It's always nice to be able to have choice, but sometimes too much choice makes it near impossible to make a decision.
Take the BlackBerry Torch 9860. Not that long ago, if you wanted a BlackBerry you pretty much had the Bold or the Curve, with the Storm being the ugly duckling.
Now that ugly duckling has turned into a swan in the form of the 9860. RIM hopes it will steer you away from a touch-only iOS, Android, or Windows Phone, but this seems like wishful thinking.
It certainly looks the part, surrounded with a premium metal trim. And it looks great from the back, too (the side people will see when you use the phone), but it doesn't have the same ecosystem as the other smartphone platforms do.
The key strengths of a BlackBerry are email and messaging, including BBM, which is riding high at the moment. To use these services, you must be able to enter text easily. With the Bold 9900, you have the best keyboard on any BlackBerry to date, bar none.
Meanwhile, the Torch 9810 gives you a keyboard that's still pretty decent, along with the option to use an on-screen keyboard for when you might just want to enter a few quick words to respond in a BBM chat.
One way street
The 9860, on the other hand, forces you to use the on-screen keyboard all the time. Since the screen is about the same size as an iPhone 4's, you need a fair bit of precision to enter text accurately. You'll also find it hard to tell when you're entering uppercase or lowercase thanks to the keys always showing as capital letters.
With no keyboard to worry about fitting in, RIM has been able to continue what it started with the disappointing Storm models. The 3.7-inch capacitive touchscreen displays 800x480 pixels, the same as any Windows Phone, and the majority of top-end Android devices. Few Android devices (like the HTC Sensation or Motorola ATRIX) or the iPhone 4/4S can beat it.
Thanks to what RIM calls 'Liquid Graphics', you get a very bright screen that performs very well outdoors. The icons are slick, featuring as part of BlackBerry OS 7, and the screen is responsive.
Underneath the display sits a 'call' and an 'end' button, the BlackBerry 'menu' button and a 'back' key, as well as the optical navpad that lets you scroll around the screen in the traditional way, for example moving a virtual mouse pointer within the web browser.
Flip the phone into a landscape position and the 9860 beats both the keyboard-equipped models for viewing full-width web pages or enjoying HD movie playback.
With the powerful 1.2GHz processor, using the phone is as quick and lag-free as you'd expect from any iPhone. RIM has made sure that the OS is highly refined.
As with the other new BlackBerry models, the phone can now record HD (720p) video from 5-megapixel autofocus camera, with flash. Given that the phone is only 1mm thicker than the Bold 9900, it's all the more mystifying that the 9900 lost out on its camera sensor.
At the top of the phone is the 'lock/standby' button, with volume keys (with a middle key that acts as a 'mute' button, or 'pause' button within the media player) and a convenience key on the side, set to fire up the camera by default.
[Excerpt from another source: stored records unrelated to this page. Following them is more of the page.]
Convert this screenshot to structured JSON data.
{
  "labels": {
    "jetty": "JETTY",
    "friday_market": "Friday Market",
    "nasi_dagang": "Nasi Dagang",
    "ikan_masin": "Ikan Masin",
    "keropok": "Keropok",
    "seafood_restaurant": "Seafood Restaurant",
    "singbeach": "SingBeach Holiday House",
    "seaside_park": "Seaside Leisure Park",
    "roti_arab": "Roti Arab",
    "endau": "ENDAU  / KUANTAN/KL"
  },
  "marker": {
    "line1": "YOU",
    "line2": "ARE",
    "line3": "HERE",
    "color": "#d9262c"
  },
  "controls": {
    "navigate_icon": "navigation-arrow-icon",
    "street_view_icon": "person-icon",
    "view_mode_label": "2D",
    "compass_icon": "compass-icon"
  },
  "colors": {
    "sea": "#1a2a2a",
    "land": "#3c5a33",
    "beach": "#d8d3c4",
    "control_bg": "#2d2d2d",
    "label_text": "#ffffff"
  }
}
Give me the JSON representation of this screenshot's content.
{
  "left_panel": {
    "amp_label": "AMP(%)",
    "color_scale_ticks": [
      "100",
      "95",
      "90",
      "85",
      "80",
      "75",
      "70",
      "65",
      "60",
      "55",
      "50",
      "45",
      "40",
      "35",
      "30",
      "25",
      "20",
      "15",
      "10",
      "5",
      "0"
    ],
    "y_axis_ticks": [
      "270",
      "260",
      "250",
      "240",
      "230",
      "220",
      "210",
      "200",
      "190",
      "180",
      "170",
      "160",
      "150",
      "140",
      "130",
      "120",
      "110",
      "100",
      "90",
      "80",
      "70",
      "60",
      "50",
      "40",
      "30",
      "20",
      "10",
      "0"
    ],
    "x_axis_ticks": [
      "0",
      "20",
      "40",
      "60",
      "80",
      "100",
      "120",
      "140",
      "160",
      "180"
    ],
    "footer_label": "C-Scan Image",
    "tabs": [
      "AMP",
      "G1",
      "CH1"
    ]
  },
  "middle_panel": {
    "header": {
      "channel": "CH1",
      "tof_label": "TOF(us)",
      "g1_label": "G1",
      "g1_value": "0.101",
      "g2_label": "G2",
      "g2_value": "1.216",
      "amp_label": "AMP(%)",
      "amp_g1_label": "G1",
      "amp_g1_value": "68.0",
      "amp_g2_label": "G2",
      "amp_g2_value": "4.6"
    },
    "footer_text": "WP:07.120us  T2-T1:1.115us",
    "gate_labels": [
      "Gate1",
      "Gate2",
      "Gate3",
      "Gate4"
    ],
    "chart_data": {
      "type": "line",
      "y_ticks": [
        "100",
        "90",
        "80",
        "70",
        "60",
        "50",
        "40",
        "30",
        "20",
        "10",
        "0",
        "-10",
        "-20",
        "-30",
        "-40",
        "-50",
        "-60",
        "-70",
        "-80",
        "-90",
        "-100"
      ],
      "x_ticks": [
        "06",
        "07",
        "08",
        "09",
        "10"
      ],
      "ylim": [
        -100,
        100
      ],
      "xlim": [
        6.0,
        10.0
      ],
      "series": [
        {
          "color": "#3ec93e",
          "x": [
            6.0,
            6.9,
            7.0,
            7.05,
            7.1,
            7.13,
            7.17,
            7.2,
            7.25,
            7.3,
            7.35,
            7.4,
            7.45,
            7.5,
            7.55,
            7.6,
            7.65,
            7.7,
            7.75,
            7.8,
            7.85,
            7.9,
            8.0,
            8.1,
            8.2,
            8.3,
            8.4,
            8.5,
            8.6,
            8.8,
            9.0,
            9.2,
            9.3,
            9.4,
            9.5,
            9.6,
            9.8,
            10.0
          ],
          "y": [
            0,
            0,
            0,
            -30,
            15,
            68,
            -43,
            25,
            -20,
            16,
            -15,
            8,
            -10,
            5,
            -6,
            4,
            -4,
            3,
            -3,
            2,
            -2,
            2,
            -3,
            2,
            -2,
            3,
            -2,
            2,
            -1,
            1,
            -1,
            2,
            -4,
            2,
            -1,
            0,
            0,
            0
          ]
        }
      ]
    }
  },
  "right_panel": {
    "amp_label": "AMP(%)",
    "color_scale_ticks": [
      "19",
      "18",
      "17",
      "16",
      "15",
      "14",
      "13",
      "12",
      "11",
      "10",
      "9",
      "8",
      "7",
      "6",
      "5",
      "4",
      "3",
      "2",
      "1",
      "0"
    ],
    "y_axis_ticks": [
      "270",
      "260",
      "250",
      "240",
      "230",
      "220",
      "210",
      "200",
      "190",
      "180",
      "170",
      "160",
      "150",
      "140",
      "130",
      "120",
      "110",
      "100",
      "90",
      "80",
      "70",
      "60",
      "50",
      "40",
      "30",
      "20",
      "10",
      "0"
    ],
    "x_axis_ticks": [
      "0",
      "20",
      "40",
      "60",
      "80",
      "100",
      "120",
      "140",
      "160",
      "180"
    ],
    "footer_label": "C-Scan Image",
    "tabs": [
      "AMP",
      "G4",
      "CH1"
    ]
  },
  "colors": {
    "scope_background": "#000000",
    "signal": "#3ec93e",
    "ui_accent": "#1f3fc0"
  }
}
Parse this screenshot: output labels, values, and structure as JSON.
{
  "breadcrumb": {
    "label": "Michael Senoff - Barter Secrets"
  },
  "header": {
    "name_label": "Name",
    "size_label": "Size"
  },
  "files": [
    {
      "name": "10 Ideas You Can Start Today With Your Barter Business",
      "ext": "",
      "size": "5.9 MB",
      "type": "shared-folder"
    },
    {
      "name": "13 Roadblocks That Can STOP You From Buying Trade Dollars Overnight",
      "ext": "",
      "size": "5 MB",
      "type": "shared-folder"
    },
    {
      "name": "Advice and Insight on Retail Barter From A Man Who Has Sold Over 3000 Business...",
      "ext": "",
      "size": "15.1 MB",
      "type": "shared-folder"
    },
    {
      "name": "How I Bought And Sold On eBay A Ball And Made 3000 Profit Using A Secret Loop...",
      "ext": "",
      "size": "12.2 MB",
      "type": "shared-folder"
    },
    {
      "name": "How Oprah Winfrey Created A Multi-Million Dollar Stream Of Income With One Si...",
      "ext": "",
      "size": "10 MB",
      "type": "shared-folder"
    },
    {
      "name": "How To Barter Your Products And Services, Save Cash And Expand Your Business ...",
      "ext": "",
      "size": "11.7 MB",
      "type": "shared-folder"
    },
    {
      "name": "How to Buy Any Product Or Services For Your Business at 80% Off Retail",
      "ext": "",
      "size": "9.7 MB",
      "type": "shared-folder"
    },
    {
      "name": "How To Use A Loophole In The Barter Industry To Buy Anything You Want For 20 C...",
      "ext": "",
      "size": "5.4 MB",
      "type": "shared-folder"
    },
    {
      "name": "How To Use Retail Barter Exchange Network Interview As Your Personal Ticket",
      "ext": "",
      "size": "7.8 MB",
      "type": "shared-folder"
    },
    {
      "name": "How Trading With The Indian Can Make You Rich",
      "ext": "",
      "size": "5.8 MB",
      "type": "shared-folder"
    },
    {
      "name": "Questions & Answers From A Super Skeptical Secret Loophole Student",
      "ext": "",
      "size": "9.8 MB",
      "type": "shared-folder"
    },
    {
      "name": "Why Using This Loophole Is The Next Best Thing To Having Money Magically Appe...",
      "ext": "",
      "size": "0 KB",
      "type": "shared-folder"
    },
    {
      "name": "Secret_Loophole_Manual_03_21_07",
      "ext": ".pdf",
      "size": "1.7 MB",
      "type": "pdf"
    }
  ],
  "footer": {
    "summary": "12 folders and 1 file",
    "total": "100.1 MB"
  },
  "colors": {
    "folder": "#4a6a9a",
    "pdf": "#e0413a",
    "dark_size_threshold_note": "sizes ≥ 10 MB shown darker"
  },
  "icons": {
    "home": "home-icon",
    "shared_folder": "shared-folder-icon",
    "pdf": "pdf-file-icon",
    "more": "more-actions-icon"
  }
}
As you might imagine, the 9860 is a BlackBerry better suited to users not needing to enter lots of text. It's the BlackBerry for people who may want to work with images and video, or use the web, while having the ability to check on email using the excellent push email service (although that reputation was tarnished slightly when the email service took a hit for around 12 hours just hours before this review was published).
As an alternative to an iOS or Android phone, there's never going to be the same number of apps or games. Even Windows Phone is now beginning to offer many more games and general apps that are less focussed on business.
If you need to check the weather, track flights, make travel bookings, or check your stocks, you'll be fine with BlackBerry OS, but if you fancy playing Angry Birds in your downtime, forget it. Even popular apps like Skype can't be found yet.
It's a problem RIM needs to fix. It's no good creating a device to attract customers who are seeking to buy an iPhone if you can't offer something similar. It goes far beyond the look of the hardware, and this leaves me wondering if there's really a market for this model.
I'd sooner have a Bold 9900 in my back pocket, along with an Android or iPhone for apps and games. Without a keyboard, it feels like the device is missing something too big to turn a blind-eye to.
But different people have different needs, and so we come full circle. It's nice to have a choice. I've made my own choice, and it's not the Torch 9860.